Now that it is under Wallowa County ownership, all development and subdivision rights have been extinguished and the property will be managed as a working community forest, protecting native plants, wildlife habitat, and cultural resources while providing non-motorized recreational access and returns to the local economy through sustainable forestry and grazing.
Standing on the crest of Wallowa Lake’s East Moraine, it’s remarkable to think that this geologic wonder has endured since the last ice age, some 300,000 years ago. Few places in Oregon provide such an extraordinary vista, where one can look back in time and imagine the past while seeing the present. Now, thanks to Bruce and Mary Lou Ham and their family, 52 acres of this landscape are forever protected so that a future traveler might experience the same awe and wonder.
As a memorial to their mother, three brothers have donated a piece of family history to Wallowa Land Trust. Thanks to the generosity of Fred, Steve and Frank Kimball, a stretch of Wallowa Lake shoreline will remain in its natural state in perpetuity.
Fred Kimball says that in the early 1950s his father received the lakeside property as payment for legal fees. The property reached from the Wallowa Lake Marina at the south end of the lake to Trouthaven, a guesthouse on the lake’s west shore. According to Fred, “He took 15 acres and sold the remaining to Clyde Harris of Harris Pine Mills.”

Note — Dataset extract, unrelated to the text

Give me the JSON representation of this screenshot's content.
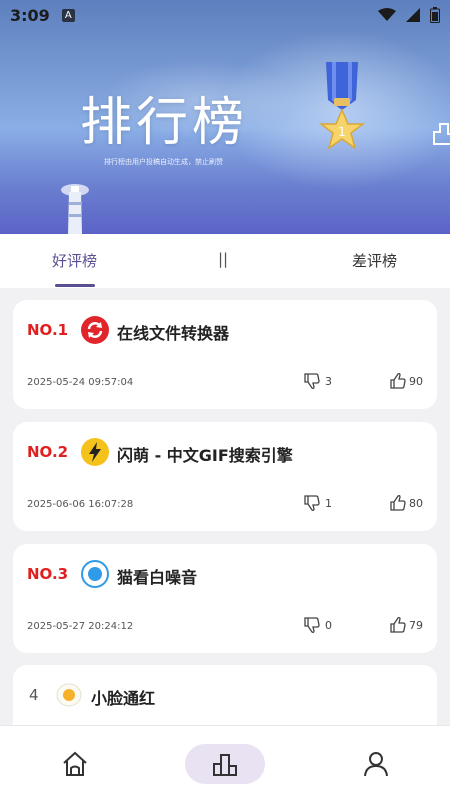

Named in memory of a well-loved dog (Lola), the Lola-Hasslacher Conservation Easement was protected in February of 2014. Landowners Jacob Hasslacher and Chris Antemann completed a project with Wallowa Land Trust that conserves 40 acres of mature ponderosa pine and mixed conifer woodlands on the back (east) side of the east moraine of Wallowa Lake. This land will now remain forever undeveloped and protected for wildlife habitat and sustainable timber harvesting and grazing.
Working with Wallowa Land Trust, landowners Lou and Deyette Perry voluntarily established a 482-acre conservation easement on their working farm that extinguishes development of one homesite, maintains working lands, and conserves habitat forever. This project is in addition to a growing list of properties under permenant protection on the iconic East Moraine.
Another step to conserve Wallowa Lake’s East Moraine has been taken. Working with Wallowa Land Trust, landowner Anna Mae Quint has voluntarily extinguished all future development and sub-division rights on her 175-acre East Moraine property.
“The moraine is very important – there’s nothing like it on earth,” Quint said.
Here in Wallowa County we know the value of Wallowa Lake. It’s the place we take our visitors even if the weather is abysmal. We boat, swim and picnic on its bank; this magnificent feature in our backyard is a part of our lifestyle, like eating local beef and salad greens.
Anglers are so nutty they will fish the lake in the dead of winter and a few daring souls celebrate the new year with the shortest swim known to man - the Wallowa Lake polar bear plunge.